### Provided material
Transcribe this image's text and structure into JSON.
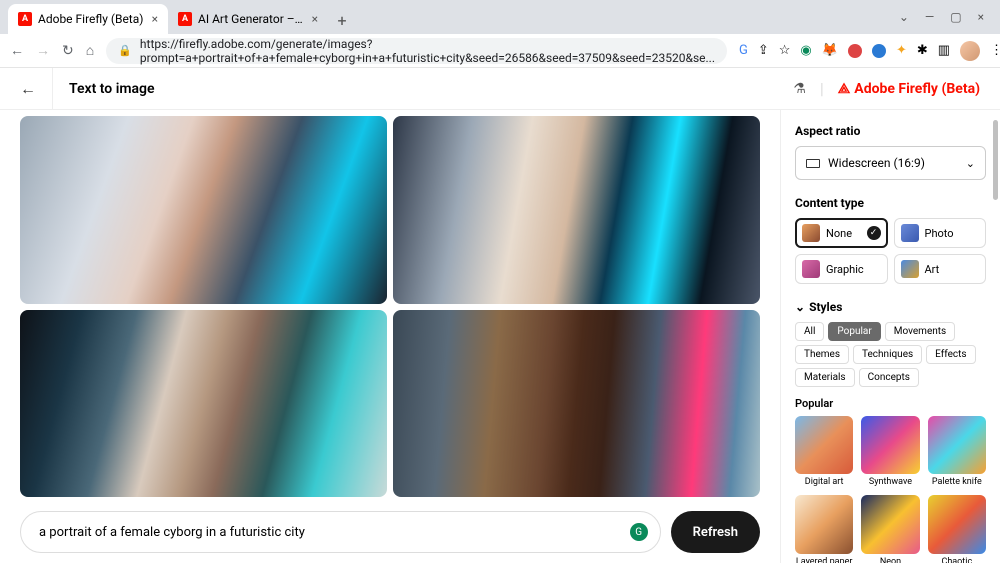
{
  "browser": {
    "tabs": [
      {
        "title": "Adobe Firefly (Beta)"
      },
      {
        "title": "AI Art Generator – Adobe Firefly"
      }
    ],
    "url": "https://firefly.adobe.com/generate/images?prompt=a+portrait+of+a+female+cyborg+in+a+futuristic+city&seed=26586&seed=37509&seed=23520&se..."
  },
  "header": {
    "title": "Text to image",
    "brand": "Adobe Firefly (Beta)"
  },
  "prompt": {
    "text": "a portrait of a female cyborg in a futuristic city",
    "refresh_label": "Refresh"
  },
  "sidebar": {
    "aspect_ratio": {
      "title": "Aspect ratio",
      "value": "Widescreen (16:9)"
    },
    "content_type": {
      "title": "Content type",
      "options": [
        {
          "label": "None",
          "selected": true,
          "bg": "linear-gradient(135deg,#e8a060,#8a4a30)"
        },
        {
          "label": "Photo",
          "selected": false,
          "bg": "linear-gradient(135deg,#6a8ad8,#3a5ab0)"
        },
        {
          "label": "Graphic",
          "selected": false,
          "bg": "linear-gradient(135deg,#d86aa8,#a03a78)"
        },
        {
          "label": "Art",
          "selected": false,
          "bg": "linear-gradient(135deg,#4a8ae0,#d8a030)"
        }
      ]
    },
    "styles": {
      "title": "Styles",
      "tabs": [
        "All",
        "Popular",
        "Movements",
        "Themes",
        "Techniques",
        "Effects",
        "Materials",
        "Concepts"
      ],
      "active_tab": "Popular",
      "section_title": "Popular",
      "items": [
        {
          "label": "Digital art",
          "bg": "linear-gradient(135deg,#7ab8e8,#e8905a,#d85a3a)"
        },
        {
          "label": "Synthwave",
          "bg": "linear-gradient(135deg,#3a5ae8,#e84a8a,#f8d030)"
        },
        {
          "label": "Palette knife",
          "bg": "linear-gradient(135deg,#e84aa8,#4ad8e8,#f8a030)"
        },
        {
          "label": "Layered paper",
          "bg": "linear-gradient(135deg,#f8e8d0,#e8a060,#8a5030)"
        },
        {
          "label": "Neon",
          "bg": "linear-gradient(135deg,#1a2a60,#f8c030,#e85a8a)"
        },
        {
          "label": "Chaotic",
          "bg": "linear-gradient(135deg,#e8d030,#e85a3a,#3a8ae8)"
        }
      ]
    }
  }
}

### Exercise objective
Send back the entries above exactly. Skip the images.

### Exercise solution
Transcribe this image's text and structure into JSON.
{
  "browser": {
    "tabs": [
      {
        "title": "Adobe Firefly (Beta)"
      },
      {
        "title": "AI Art Generator – Adobe Firefly"
      }
    ],
    "url": "https://firefly.adobe.com/generate/images?prompt=a+portrait+of+a+female+cyborg+in+a+futuristic+city&seed=26586&seed=37509&seed=23520&se..."
  },
  "header": {
    "title": "Text to image",
    "brand": "Adobe Firefly (Beta)"
  },
  "prompt": {
    "text": "a portrait of a female cyborg in a futuristic city",
    "refresh_label": "Refresh"
  },
  "sidebar": {
    "aspect_ratio": {
      "title": "Aspect ratio",
      "value": "Widescreen (16:9)"
    },
    "content_type": {
      "title": "Content type",
      "options": [
        {
          "label": "None",
          "selected": true,
          "bg": "linear-gradient(135deg,#e8a060,#8a4a30)"
        },
        {
          "label": "Photo",
          "selected": false,
          "bg": "linear-gradient(135deg,#6a8ad8,#3a5ab0)"
        },
        {
          "label": "Graphic",
          "selected": false,
          "bg": "linear-gradient(135deg,#d86aa8,#a03a78)"
        },
        {
          "label": "Art",
          "selected": false,
          "bg": "linear-gradient(135deg,#4a8ae0,#d8a030)"
        }
      ]
    },
    "styles": {
      "title": "Styles",
      "tabs": [
        "All",
        "Popular",
        "Movements",
        "Themes",
        "Techniques",
        "Effects",
        "Materials",
        "Concepts"
      ],
      "active_tab": "Popular",
      "section_title": "Popular",
      "items": [
        {
          "label": "Digital art",
          "bg": "linear-gradient(135deg,#7ab8e8,#e8905a,#d85a3a)"
        },
        {
          "label": "Synthwave",
          "bg": "linear-gradient(135deg,#3a5ae8,#e84a8a,#f8d030)"
        },
        {
          "label": "Palette knife",
          "bg": "linear-gradient(135deg,#e84aa8,#4ad8e8,#f8a030)"
        },
        {
          "label": "Layered paper",
          "bg": "linear-gradient(135deg,#f8e8d0,#e8a060,#8a5030)"
        },
        {
          "label": "Neon",
          "bg": "linear-gradient(135deg,#1a2a60,#f8c030,#e85a8a)"
        },
        {
          "label": "Chaotic",
          "bg": "linear-gradient(135deg,#e8d030,#e85a3a,#3a8ae8)"
        }
      ]
    }
  }
}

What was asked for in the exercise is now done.